So sad it took a year, but so happy for this mother and daughter to be reunited. According to the Native American Times, they are headed back to Mexico and the Mexican government has gotten involved.

A news release from Mexico’s Secretary of Foreign Affairs said Cruz’ situation was “a clear case of discrimination and violation of the most basic human rights of a Mexican citizen.”

Seriously.

Via VivirLatino

Worried about women of color? Thanks but no thanks anti-choicers. We’ve got it covered.

I have another piece up at RH Reality Check today. Apparently it’s my week for publication! This one has a lot more opinion and snark than yesterday’s. I was responding to the recent efforts on behalf of the anti-choice community to argue that abortion is being used by groups like Planned Parenthood as a form of eugenics against women of color.

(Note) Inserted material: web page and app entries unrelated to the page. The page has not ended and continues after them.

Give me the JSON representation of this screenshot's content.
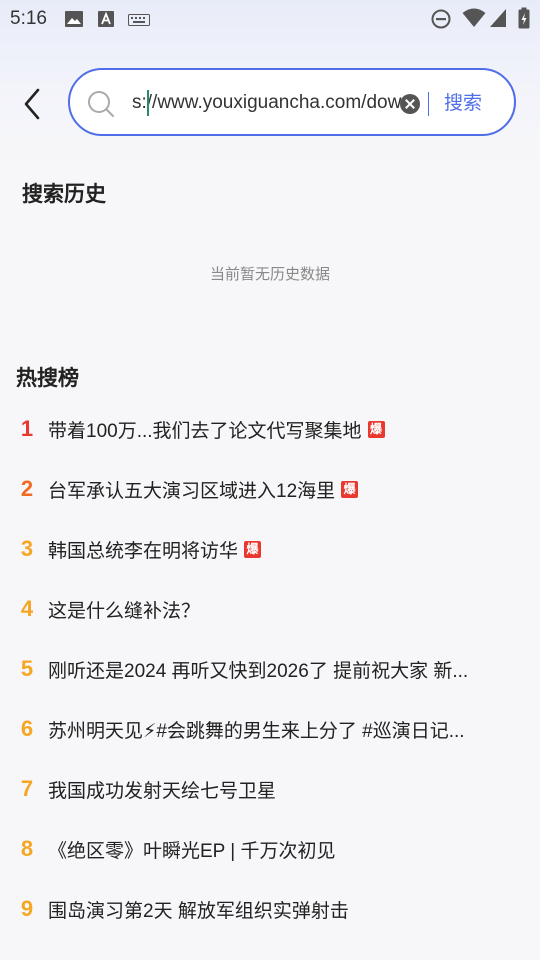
{
  "status_bar": {
    "time": "5:16",
    "left_icons": [
      "image-icon",
      "text-a-icon",
      "keyboard-icon"
    ],
    "right_icons": [
      "do-not-disturb-icon",
      "wifi-icon",
      "cellular-icon",
      "battery-icon"
    ]
  },
  "search": {
    "value": "s://www.youxiguancha.com/dow",
    "button_label": "搜索"
  },
  "history": {
    "title": "搜索历史",
    "empty_text": "当前暂无历史数据"
  },
  "hot": {
    "title": "热搜榜",
    "items": [
      {
        "rank": "1",
        "text": "带着100万...我们去了论文代写聚集地",
        "badge": "爆",
        "rank_color": "#e8382f"
      },
      {
        "rank": "2",
        "text": "台军承认五大演习区域进入12海里",
        "badge": "爆",
        "rank_color": "#f26a21"
      },
      {
        "rank": "3",
        "text": "韩国总统李在明将访华",
        "badge": "爆",
        "rank_color": "#f5a623"
      },
      {
        "rank": "4",
        "text": "这是什么缝补法？",
        "badge": "",
        "rank_color": "#f5a623"
      },
      {
        "rank": "5",
        "text": "刚听还是2024 再听又快到2026了 提前祝大家 新...",
        "badge": "",
        "rank_color": "#f5a623"
      },
      {
        "rank": "6",
        "text": "苏州明天见⚡#会跳舞的男生来上分了 #巡演日记...",
        "badge": "",
        "rank_color": "#f5a623"
      },
      {
        "rank": "7",
        "text": "我国成功发射天绘七号卫星",
        "badge": "",
        "rank_color": "#f5a623"
      },
      {
        "rank": "8",
        "text": "《绝区零》叶瞬光EP | 千万次初见",
        "badge": "",
        "rank_color": "#f5a623"
      },
      {
        "rank": "9",
        "text": "围岛演习第2天 解放军组织实弹射击",
        "badge": "",
        "rank_color": "#f5a623"
      }
    ]
  },
  "colors": {
    "accent": "#4f6ee8",
    "rank_top": "#e8382f",
    "rank_second": "#f26a21",
    "rank_other": "#f5a623",
    "badge_bg": "#e8382f"
  }
}
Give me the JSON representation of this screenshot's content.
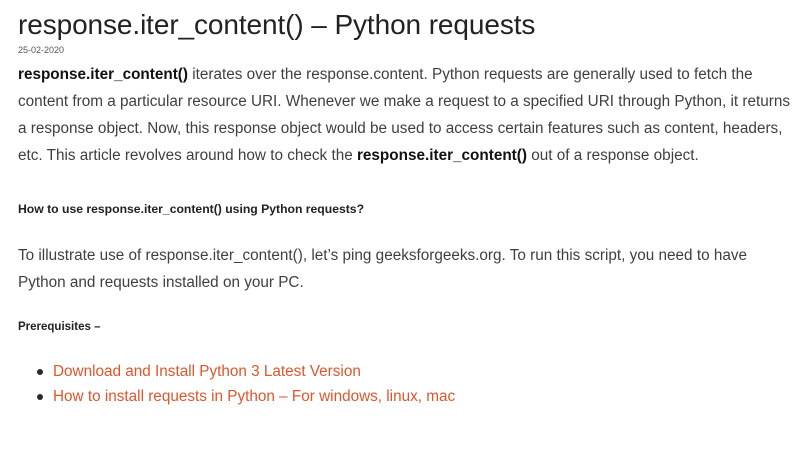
{
  "article": {
    "title": "response.iter_content() – Python requests",
    "date": "25-02-2020",
    "intro": {
      "bold_start": "response.iter_content()",
      "text_a": " iterates over the response.content. Python requests are generally used to fetch the content from a particular resource URI. Whenever we make a request to a specified URI through Python, it returns a response object. Now, this response object would be used to access certain features such as content, headers, etc. This article revolves around how to check the ",
      "bold_mid": "response.iter_content()",
      "text_b": " out of a response object."
    },
    "howto_heading": "How to use response.iter_content() using Python requests?",
    "howto_text": "To illustrate use of response.iter_content(), let’s ping geeksforgeeks.org. To run this script, you need to have Python and requests installed on your PC.",
    "prereq_heading": "Prerequisites –",
    "links": [
      {
        "label": "Download and Install Python 3 Latest Version"
      },
      {
        "label": "How to install requests in Python – For windows, linux, mac"
      }
    ]
  },
  "colors": {
    "link": "#e0552b",
    "text": "#3f3f3f",
    "heading": "#222222"
  }
}
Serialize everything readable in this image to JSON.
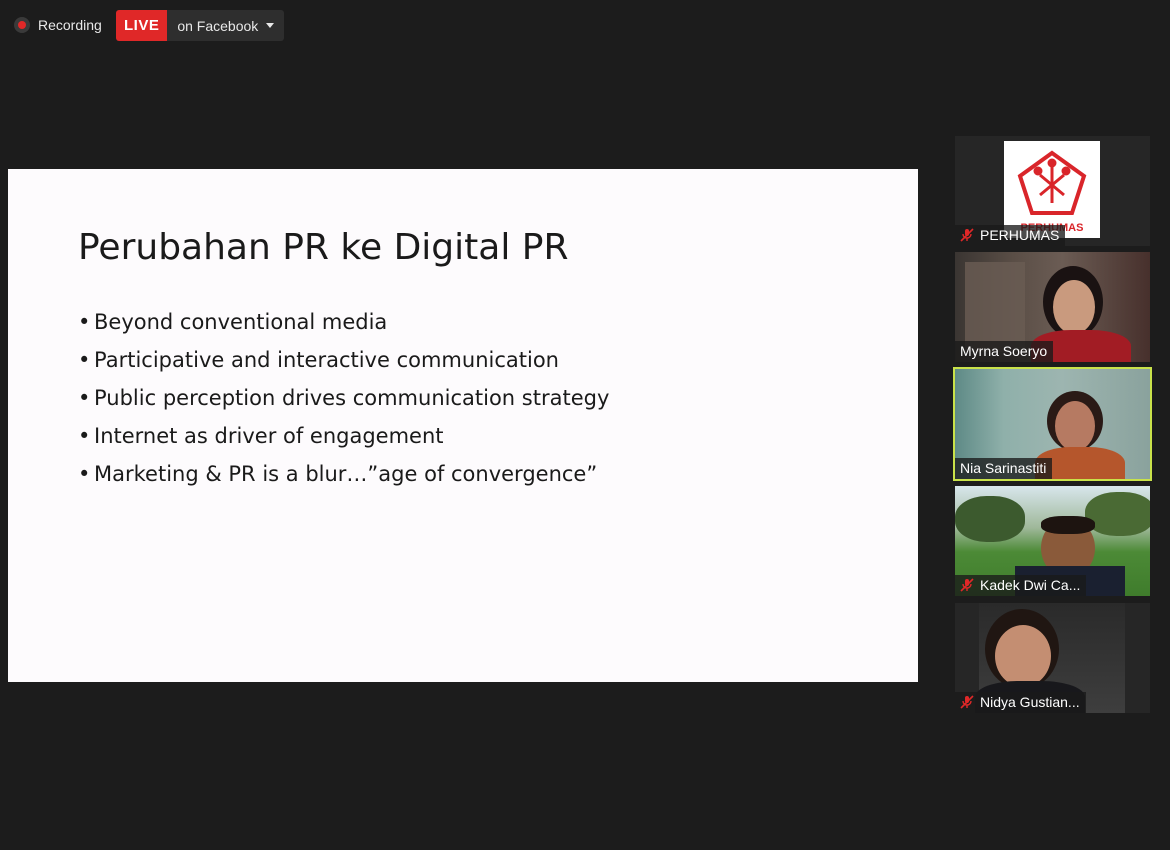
{
  "header": {
    "recording_label": "Recording",
    "live_badge": "LIVE",
    "live_target": "on Facebook"
  },
  "slide": {
    "title": "Perubahan PR ke Digital PR",
    "bullets": [
      "Beyond conventional media",
      "Participative and interactive communication",
      "Public perception drives communication strategy",
      "Internet as driver of engagement",
      "Marketing & PR is a blur…”age of convergence”"
    ]
  },
  "participants": [
    {
      "name": "PERHUMAS",
      "muted": true,
      "logo_text": "PERHUMAS"
    },
    {
      "name": "Myrna Soeryo",
      "muted": false
    },
    {
      "name": "Nia Sarinastiti",
      "muted": false,
      "active_speaker": true
    },
    {
      "name": "Kadek Dwi Ca...",
      "muted": true
    },
    {
      "name": "Nidya Gustian...",
      "muted": true
    }
  ],
  "colors": {
    "background": "#1c1c1c",
    "live_red": "#e02828",
    "active_speaker_border": "#c9e24a",
    "muted_icon": "#e02828"
  }
}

Latinas and other women of color don’t need to be protected by paternalistic ideologues motivated by a political agenda that disregards the needs of women of color and their families. So thanks for your concern, anti-choicers, but I think the women of color advocates working within the reproductive justice movement have got it covered. We’re working in those clinics you attack, we’re helping to shape policies and provide services in our communities, services that allow us to decide what our needs are.

We know whom we can trust to make decisions about family creation: women themselves. We don’t need limits on what services we can access.  And we don’t need your ideological bullying.

The next time one of your crisis pregnancy centers, one of your dramatic billboards, or one of your bogus pieces of “sex and race selection” legislation actually works to support women through whatever choice they make for their families—we’ll talk.

Read the rest here.

Large baby denied insurance coverage, headlines force retraction

I first saw this story over at Unnecesearan, and I’m happy to say that by the time I got to posting about it, some resolution was reached.

You can see a video of the news coverage, but basically a baby in the 99th percentile for size was denied coverage by a health insurance company.

Thanks to a ton of news coverage (possibly fueled by the father’s job as a newscaster in Colorado) the insurance company has reversed it’s policy. The company called it a flaw, but we all know that these kind of denials are pervasive and not going to go away on their own.